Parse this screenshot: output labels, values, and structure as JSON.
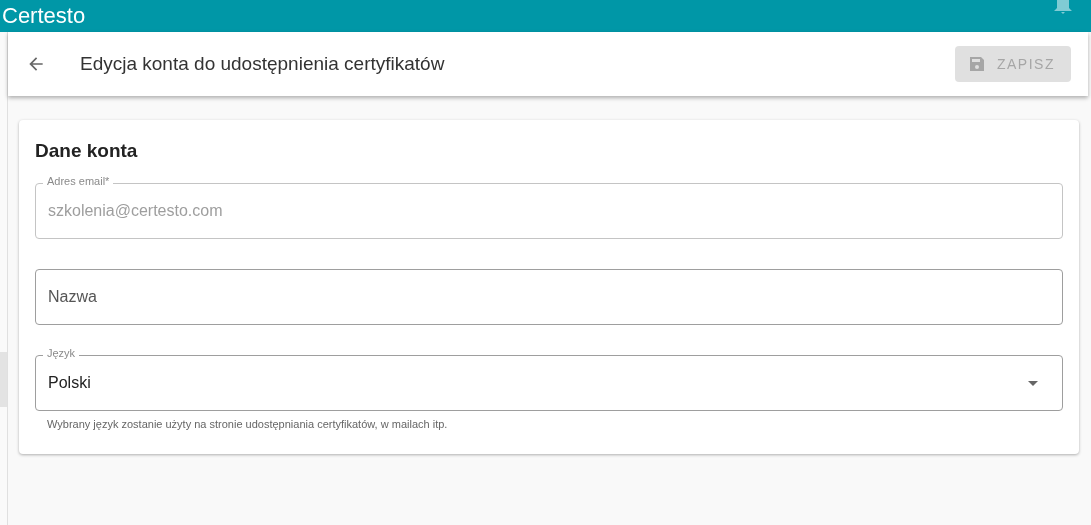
{
  "app_bar": {
    "title": "Certesto"
  },
  "toolbar": {
    "title": "Edycja konta do udostępnienia certyfikatów",
    "save_button": {
      "label": "ZAPISZ",
      "disabled": true
    }
  },
  "card": {
    "title": "Dane konta",
    "fields": [
      {
        "kind": "text",
        "label": "Adres email*",
        "value": "szkolenia@certesto.com",
        "disabled": true
      },
      {
        "kind": "text",
        "placeholder": "Nazwa",
        "disabled": false
      },
      {
        "kind": "select",
        "label": "Język",
        "value": "Polski",
        "hint": "Wybrany język zostanie użyty na stronie udostępniania certyfikatów, w mailach itp."
      }
    ]
  }
}
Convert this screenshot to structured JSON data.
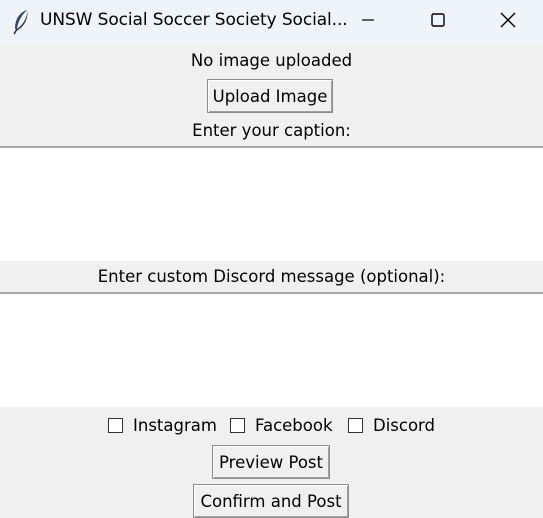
{
  "window": {
    "title": "UNSW Social Soccer Society Social...",
    "icon": "feather-icon",
    "controls": [
      "minimize-icon",
      "maximize-icon",
      "close-icon"
    ]
  },
  "image_section": {
    "status_text": "No image uploaded",
    "upload_button_label": "Upload Image"
  },
  "caption_section": {
    "label": "Enter your caption:",
    "value": ""
  },
  "discord_section": {
    "label": "Enter custom Discord message (optional):",
    "value": ""
  },
  "platforms": [
    {
      "label": "Instagram",
      "checked": false
    },
    {
      "label": "Facebook",
      "checked": false
    },
    {
      "label": "Discord",
      "checked": false
    }
  ],
  "actions": {
    "preview_label": "Preview Post",
    "confirm_label": "Confirm and Post"
  }
}
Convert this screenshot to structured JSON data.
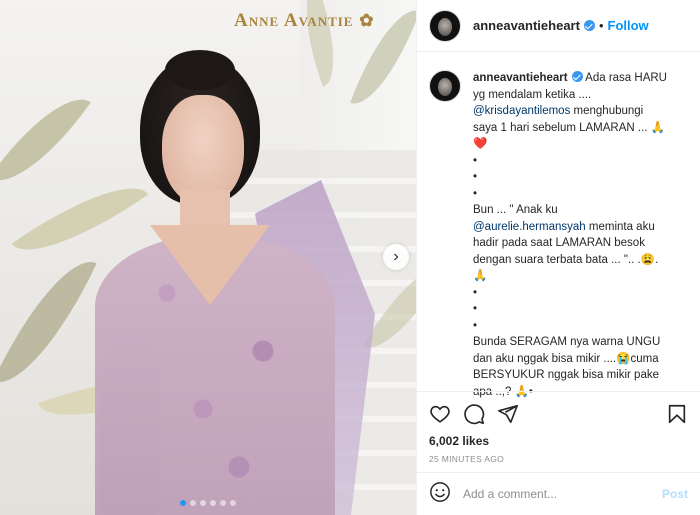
{
  "post": {
    "watermark_text": "Anne Avantie",
    "carousel": {
      "next_glyph": "›",
      "total_slides": 6,
      "active_index": 0
    }
  },
  "header": {
    "username": "anneavantieheart",
    "separator": "•",
    "follow_label": "Follow"
  },
  "caption": {
    "username": "anneavantieheart",
    "lines": [
      "Ada rasa HARU",
      "yg mendalam ketika ....",
      "@krisdayantilemos",
      "menghubungi",
      "saya 1 hari sebelum LAMARAN ... 🙏",
      "❤️",
      "•",
      "•",
      "•",
      "Bun ... \" Anak ku",
      "@aurelie.hermansyah",
      "meminta aku",
      "hadir pada saat LAMARAN besok",
      "dengan suara terbata bata ... \".. .😩.",
      "🙏",
      "•",
      "•",
      "•",
      "Bunda SERAGAM nya warna UNGU",
      "dan aku nggak bisa mikir ....😭cuma",
      "BERSYUKUR nggak bisa mikir pake",
      "apa ..,? 🙏•"
    ]
  },
  "stats": {
    "likes": "6,002 likes",
    "timestamp": "25 minutes ago"
  },
  "comment": {
    "placeholder": "Add a comment...",
    "post_label": "Post"
  },
  "icons": {
    "like": "heart-icon",
    "comment": "comment-icon",
    "share": "share-icon",
    "save": "bookmark-icon",
    "emoji": "emoji-icon",
    "verified": "verified-badge-icon"
  },
  "colors": {
    "link_blue": "#0095f6",
    "verified_blue": "#3897f0",
    "mention": "#00376b",
    "post_disabled": "#b2dffc",
    "watermark_gold": "#a8843e"
  }
}
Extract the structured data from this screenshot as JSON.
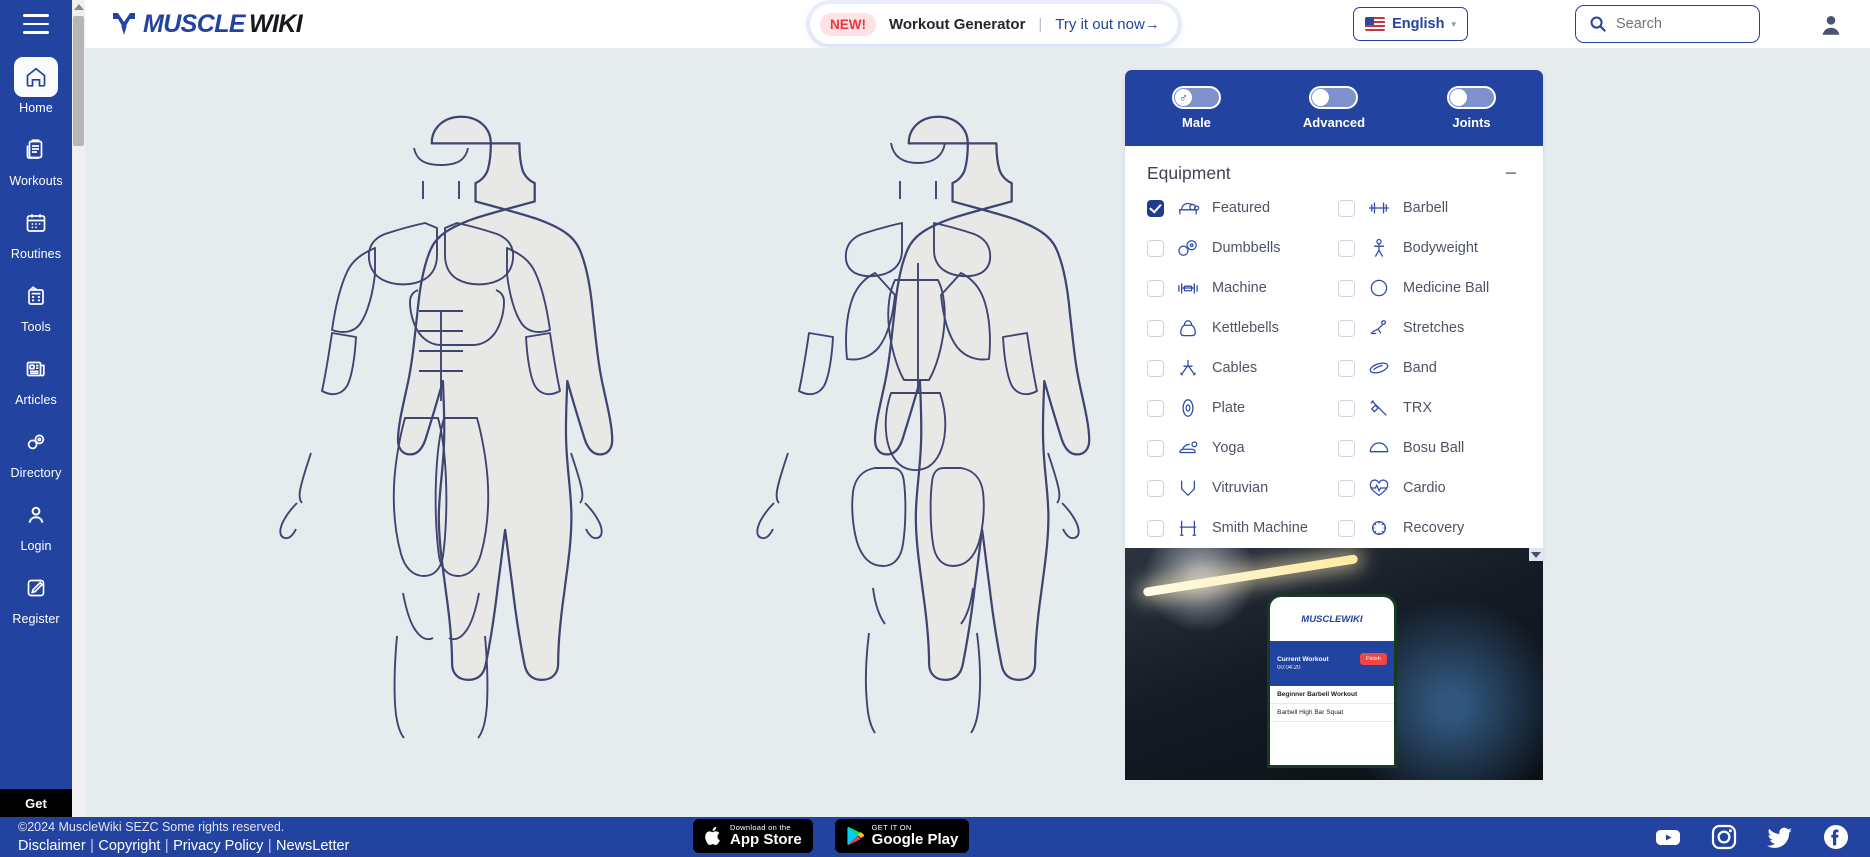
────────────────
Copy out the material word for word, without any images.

Parse this screenshot: output labels, values, and structure as JSON.
{
  "app_bar": {
    "title": "Certesto"
  },
  "toolbar": {
    "title": "Edycja konta do udostępnienia certyfikatów",
    "save_button": {
      "label": "ZAPISZ",
      "disabled": true
    }
  },
  "card": {
    "title": "Dane konta",
    "fields": [
      {
        "kind": "text",
        "label": "Adres email*",
        "value": "szkolenia@certesto.com",
        "disabled": true
      },
      {
        "kind": "text",
        "placeholder": "Nazwa",
        "disabled": false
      },
      {
        "kind": "select",
        "label": "Język",
        "value": "Polski",
        "hint": "Wybrany język zostanie użyty na stronie udostępniania certyfikatów, w mailach itp."
      }
    ]
  }
}
Convert this screenshot to structured JSON data.
{
  "window": {
    "title": "UNSW Social Soccer Society Social...",
    "icon": "feather-icon",
    "controls": [
      "minimize-icon",
      "maximize-icon",
      "close-icon"
    ]
  },
  "image_section": {
    "status_text": "No image uploaded",
    "upload_button_label": "Upload Image"
  },
  "caption_section": {
    "label": "Enter your caption:",
    "value": ""
  },
  "discord_section": {
    "label": "Enter custom Discord message (optional):",
    "value": ""
  },
  "platforms": [
    {
      "label": "Instagram",
      "checked": false
    },
    {
      "label": "Facebook",
      "checked": false
    },
    {
      "label": "Discord",
      "checked": false
    }
  ],
  "actions": {
    "preview_label": "Preview Post",
    "confirm_label": "Confirm and Post"
  }
}
Convert this screenshot to structured JSON data.
{
  "post": {
    "watermark_text": "Anne Avantie",
    "carousel": {
      "next_glyph": "›",
      "total_slides": 6,
      "active_index": 0
    }
  },
  "header": {
    "username": "anneavantieheart",
    "separator": "•",
    "follow_label": "Follow"
  },
  "caption": {
    "username": "anneavantieheart",
    "lines": [
      "Ada rasa HARU",
      "yg mendalam ketika ....",
      "@krisdayantilemos",
      "menghubungi",
      "saya 1 hari sebelum LAMARAN ... 🙏",
      "❤️",
      "•",
      "•",
      "•",
      "Bun ... \" Anak ku",
      "@aurelie.hermansyah",
      "meminta aku",
      "hadir pada saat LAMARAN besok",
      "dengan suara terbata bata ... \".. .😩.",
      "🙏",
      "•",
      "•",
      "•",
      "Bunda SERAGAM nya warna UNGU",
      "dan aku nggak bisa mikir ....😭cuma",
      "BERSYUKUR nggak bisa mikir pake",
      "apa ..,? 🙏•"
    ]
  },
  "stats": {
    "likes": "6,002 likes",
    "timestamp": "25 minutes ago"
  },
  "comment": {
    "placeholder": "Add a comment...",
    "post_label": "Post"
  },
  "icons": {
    "like": "heart-icon",
    "comment": "comment-icon",
    "share": "share-icon",
    "save": "bookmark-icon",
    "emoji": "emoji-icon",
    "verified": "verified-badge-icon"
  },
  "colors": {
    "link_blue": "#0095f6",
    "verified_blue": "#3897f0",
    "mention": "#00376b",
    "post_disabled": "#b2dffc",
    "watermark_gold": "#a8843e"
  }
}
Extract the structured data from this screenshot as JSON.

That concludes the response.